Then, Odin was, in most contexts, the supreme god of the Norse pantheon, the Aesir. People from Azerbaijan call themselves Azeri. Aesir, Azeri. OMG!
Heyerdahl claimed that the Odin myth stated that Odin led his people from east of the Black sea to Scandinavia. I can’t find corroboration of this, except an obscure reference in a book on Google booksearch, but even if this is indeed true, it sounds more like Vikings adopted a foreign pantheon than that people actually migrated and founded Norway.

Interesting, certainly, but without somewhat stronger evidence, this makes Heyerdahl almost look like von Daeniken. Then again, Vikings coming down to the Caucasus for raids and maids is pretty much an accepted fact, as is shown in this image.

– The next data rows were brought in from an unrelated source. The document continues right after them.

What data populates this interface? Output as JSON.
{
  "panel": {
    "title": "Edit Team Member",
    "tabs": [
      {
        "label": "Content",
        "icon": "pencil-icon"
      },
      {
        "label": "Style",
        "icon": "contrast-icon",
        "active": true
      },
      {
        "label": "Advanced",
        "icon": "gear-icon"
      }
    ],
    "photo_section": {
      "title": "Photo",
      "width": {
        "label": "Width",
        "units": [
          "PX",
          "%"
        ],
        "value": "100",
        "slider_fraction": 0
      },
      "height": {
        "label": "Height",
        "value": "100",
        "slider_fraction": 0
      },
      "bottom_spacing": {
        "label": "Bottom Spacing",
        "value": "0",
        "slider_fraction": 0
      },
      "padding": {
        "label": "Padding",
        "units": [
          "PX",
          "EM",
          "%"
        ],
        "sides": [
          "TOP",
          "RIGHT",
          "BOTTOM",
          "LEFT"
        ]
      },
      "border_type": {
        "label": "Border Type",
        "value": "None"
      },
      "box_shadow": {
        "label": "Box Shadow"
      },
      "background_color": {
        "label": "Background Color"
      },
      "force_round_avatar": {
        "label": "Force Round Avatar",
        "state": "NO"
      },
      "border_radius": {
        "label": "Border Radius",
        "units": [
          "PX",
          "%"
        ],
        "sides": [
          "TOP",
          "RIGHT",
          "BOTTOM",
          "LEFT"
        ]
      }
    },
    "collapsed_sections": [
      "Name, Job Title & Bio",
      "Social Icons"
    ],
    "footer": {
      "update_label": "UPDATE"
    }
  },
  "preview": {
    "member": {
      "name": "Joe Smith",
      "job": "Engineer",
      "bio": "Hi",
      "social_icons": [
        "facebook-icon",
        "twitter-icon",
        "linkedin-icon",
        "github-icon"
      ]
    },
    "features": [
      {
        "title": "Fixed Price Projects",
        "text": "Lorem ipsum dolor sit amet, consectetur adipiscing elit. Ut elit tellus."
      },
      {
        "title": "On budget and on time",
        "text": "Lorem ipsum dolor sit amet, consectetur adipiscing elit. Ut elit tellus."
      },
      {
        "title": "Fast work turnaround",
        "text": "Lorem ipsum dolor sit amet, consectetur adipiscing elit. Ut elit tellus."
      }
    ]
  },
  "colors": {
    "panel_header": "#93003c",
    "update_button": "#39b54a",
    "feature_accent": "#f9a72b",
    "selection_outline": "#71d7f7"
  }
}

Either way, Sheki is worth a visit. The place to stay at is the gorgeous Karvansarai. At least until they open the completely refurbished and even bigger karvansarai just to the west of the curren tone. Dinner is to be had at Celebi Xan (which means, weirdly, that Jackie Selebi has a Turkic name). Their sheep-tail-fat kebab is pretty darn good. But bewar that it is… pure, and only, fat.